Dataset rows describing interfaces
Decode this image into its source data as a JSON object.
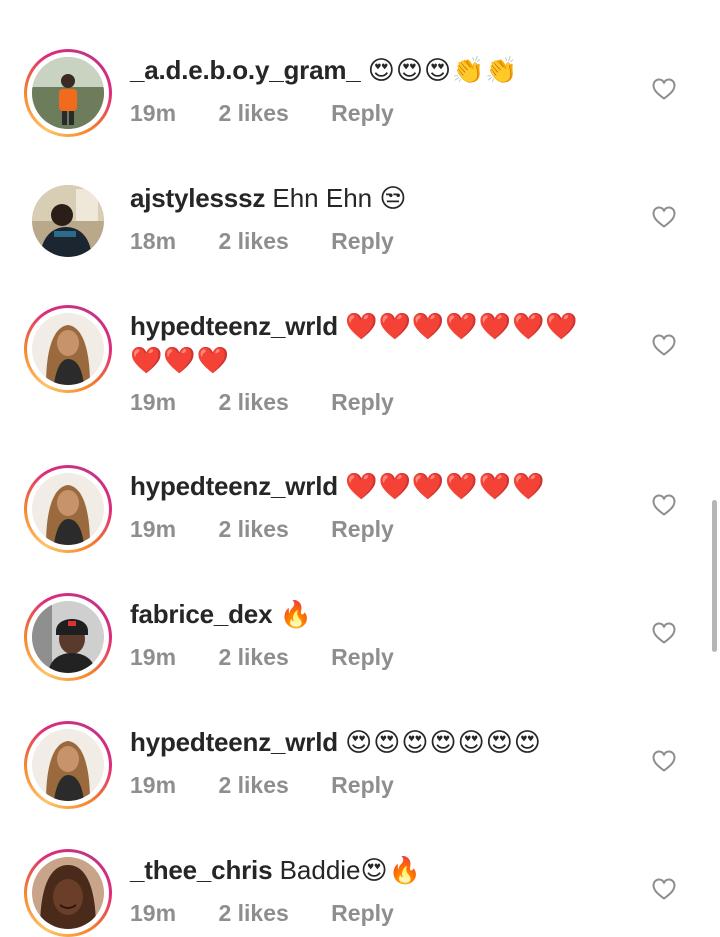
{
  "comments": [
    {
      "username": "_a.d.e.b.o.y_gram_",
      "text": "",
      "emojis": "😍😍😍👏👏",
      "time": "19m",
      "likes": "2 likes",
      "reply": "Reply",
      "avatar": "person-orange-shirt"
    },
    {
      "username": "ajstylesssz",
      "text": "Ehn Ehn",
      "emojis": "😒",
      "time": "18m",
      "likes": "2 likes",
      "reply": "Reply",
      "avatar": "person-dark-hoodie"
    },
    {
      "username": "hypedteenz_wrld",
      "text": "",
      "emojis": "❤️❤️❤️❤️❤️❤️❤️❤️❤️❤️",
      "time": "19m",
      "likes": "2 likes",
      "reply": "Reply",
      "avatar": "woman-portrait"
    },
    {
      "username": "hypedteenz_wrld",
      "text": "",
      "emojis": "❤️❤️❤️❤️❤️❤️",
      "time": "19m",
      "likes": "2 likes",
      "reply": "Reply",
      "avatar": "woman-portrait"
    },
    {
      "username": "fabrice_dex",
      "text": "",
      "emojis": "🔥",
      "time": "19m",
      "likes": "2 likes",
      "reply": "Reply",
      "avatar": "man-beanie"
    },
    {
      "username": "hypedteenz_wrld",
      "text": "",
      "emojis": "😍😍😍😍😍😍😍",
      "time": "19m",
      "likes": "2 likes",
      "reply": "Reply",
      "avatar": "woman-portrait"
    },
    {
      "username": "_thee_chris",
      "text": "Baddie",
      "emojis": "😍🔥",
      "time": "19m",
      "likes": "2 likes",
      "reply": "Reply",
      "avatar": "woman-braids"
    }
  ],
  "icons": {
    "like": "heart-outline-icon"
  },
  "colors": {
    "meta_text": "#8e8e8e",
    "username_text": "#262626",
    "ring_gradient": [
      "#fdc468",
      "#f58529",
      "#dd2a7b",
      "#c13584"
    ]
  }
}
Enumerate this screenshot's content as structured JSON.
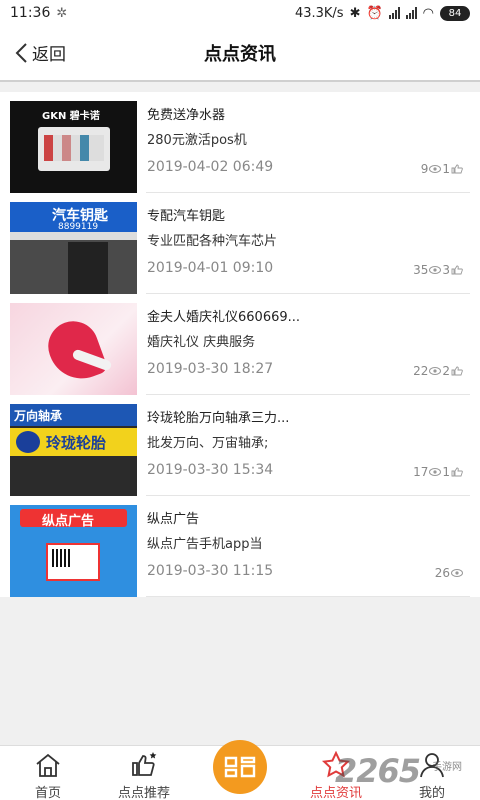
{
  "status": {
    "time": "11:36",
    "speed": "43.3K/s",
    "battery": "84"
  },
  "header": {
    "back_label": "返回",
    "title": "点点资讯"
  },
  "items": [
    {
      "line1": "免费送净水器",
      "line2": "280元激活pos机",
      "date": "2019-04-02 06:49",
      "views": "9",
      "likes": "1",
      "thumb_text": "GKN 碧卡诺"
    },
    {
      "line1": "专配汽车钥匙",
      "line2": "专业匹配各种汽车芯片",
      "date": "2019-04-01 09:10",
      "views": "35",
      "likes": "3",
      "thumb_text": "汽车钥匙",
      "thumb_text2": "8899119"
    },
    {
      "line1": "金夫人婚庆礼仪660669...",
      "line2": "婚庆礼仪 庆典服务",
      "date": "2019-03-30 18:27",
      "views": "22",
      "likes": "2"
    },
    {
      "line1": "玲珑轮胎万向轴承三力...",
      "line2": "批发万向、万宙轴承;",
      "date": "2019-03-30 15:34",
      "views": "17",
      "likes": "1",
      "thumb_text": "万向轴承",
      "thumb_text2": "玲珑轮胎"
    },
    {
      "line1": "纵点广告",
      "line2": "纵点广告手机app当",
      "date": "2019-03-30 11:15",
      "views": "26",
      "likes": "",
      "thumb_text": "纵点广告"
    }
  ],
  "tabs": [
    {
      "label": "首页"
    },
    {
      "label": "点点推荐"
    },
    {
      "label": ""
    },
    {
      "label": "点点资讯"
    },
    {
      "label": "我的"
    }
  ],
  "watermark": {
    "text": "2265",
    "sub": "手游网"
  },
  "colors": {
    "accent": "#e03b3b",
    "center": "#f39a1f"
  }
}
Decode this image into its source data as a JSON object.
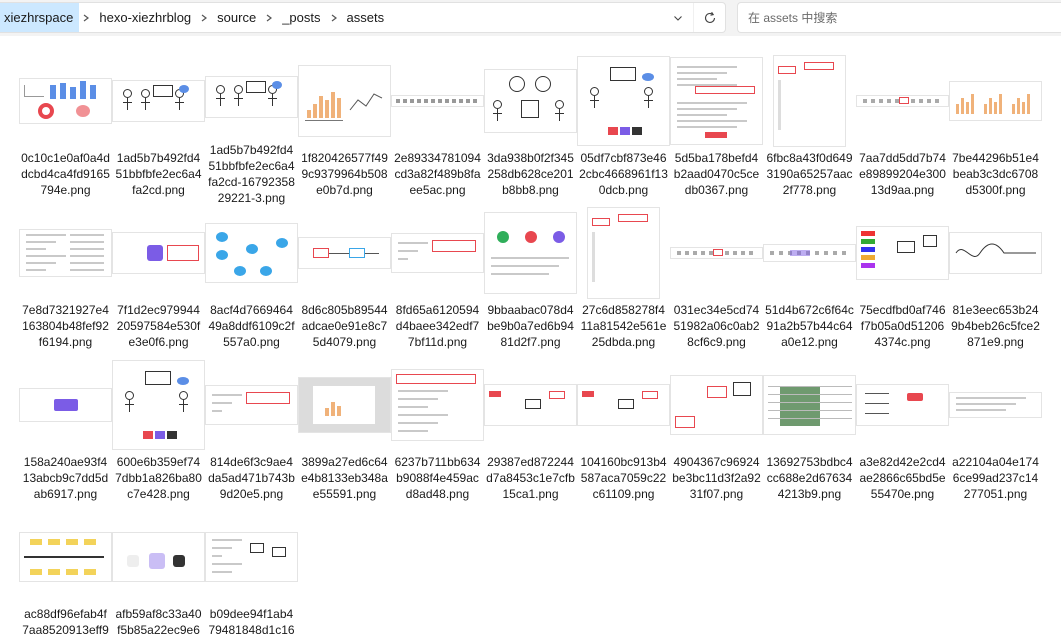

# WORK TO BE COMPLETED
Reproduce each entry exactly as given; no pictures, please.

# OUTPUT FOR THIS EXERCISE
Decode this image into its source data as a JSON object.
{
  "comments": [
    {
      "username": "_a.d.e.b.o.y_gram_",
      "text": "",
      "emojis": "😍😍😍👏👏",
      "time": "19m",
      "likes": "2 likes",
      "reply": "Reply",
      "avatar": "person-orange-shirt"
    },
    {
      "username": "ajstylesssz",
      "text": "Ehn Ehn",
      "emojis": "😒",
      "time": "18m",
      "likes": "2 likes",
      "reply": "Reply",
      "avatar": "person-dark-hoodie"
    },
    {
      "username": "hypedteenz_wrld",
      "text": "",
      "emojis": "❤️❤️❤️❤️❤️❤️❤️❤️❤️❤️",
      "time": "19m",
      "likes": "2 likes",
      "reply": "Reply",
      "avatar": "woman-portrait"
    },
    {
      "username": "hypedteenz_wrld",
      "text": "",
      "emojis": "❤️❤️❤️❤️❤️❤️",
      "time": "19m",
      "likes": "2 likes",
      "reply": "Reply",
      "avatar": "woman-portrait"
    },
    {
      "username": "fabrice_dex",
      "text": "",
      "emojis": "🔥",
      "time": "19m",
      "likes": "2 likes",
      "reply": "Reply",
      "avatar": "man-beanie"
    },
    {
      "username": "hypedteenz_wrld",
      "text": "",
      "emojis": "😍😍😍😍😍😍😍",
      "time": "19m",
      "likes": "2 likes",
      "reply": "Reply",
      "avatar": "woman-portrait"
    },
    {
      "username": "_thee_chris",
      "text": "Baddie",
      "emojis": "😍🔥",
      "time": "19m",
      "likes": "2 likes",
      "reply": "Reply",
      "avatar": "woman-braids"
    }
  ],
  "icons": {
    "like": "heart-outline-icon"
  },
  "colors": {
    "meta_text": "#8e8e8e",
    "username_text": "#262626",
    "ring_gradient": [
      "#fdc468",
      "#f58529",
      "#dd2a7b",
      "#c13584"
    ]
  }
}
Enumerate this screenshot's content as structured JSON.
{
  "status": {
    "time": "11:36",
    "speed": "43.3K/s",
    "battery": "84"
  },
  "header": {
    "back_label": "返回",
    "title": "点点资讯"
  },
  "items": [
    {
      "line1": "免费送净水器",
      "line2": "280元激活pos机",
      "date": "2019-04-02 06:49",
      "views": "9",
      "likes": "1",
      "thumb_text": "GKN 碧卡诺"
    },
    {
      "line1": "专配汽车钥匙",
      "line2": "专业匹配各种汽车芯片",
      "date": "2019-04-01 09:10",
      "views": "35",
      "likes": "3",
      "thumb_text": "汽车钥匙",
      "thumb_text2": "8899119"
    },
    {
      "line1": "金夫人婚庆礼仪660669...",
      "line2": "婚庆礼仪 庆典服务",
      "date": "2019-03-30 18:27",
      "views": "22",
      "likes": "2"
    },
    {
      "line1": "玲珑轮胎万向轴承三力...",
      "line2": "批发万向、万宙轴承;",
      "date": "2019-03-30 15:34",
      "views": "17",
      "likes": "1",
      "thumb_text": "万向轴承",
      "thumb_text2": "玲珑轮胎"
    },
    {
      "line1": "纵点广告",
      "line2": "纵点广告手机app当",
      "date": "2019-03-30 11:15",
      "views": "26",
      "likes": "",
      "thumb_text": "纵点广告"
    }
  ],
  "tabs": [
    {
      "label": "首页"
    },
    {
      "label": "点点推荐"
    },
    {
      "label": ""
    },
    {
      "label": "点点资讯"
    },
    {
      "label": "我的"
    }
  ],
  "watermark": {
    "text": "2265",
    "sub": "手游网"
  },
  "colors": {
    "accent": "#e03b3b",
    "center": "#f39a1f"
  }
}
Decode this image into its source data as a JSON object.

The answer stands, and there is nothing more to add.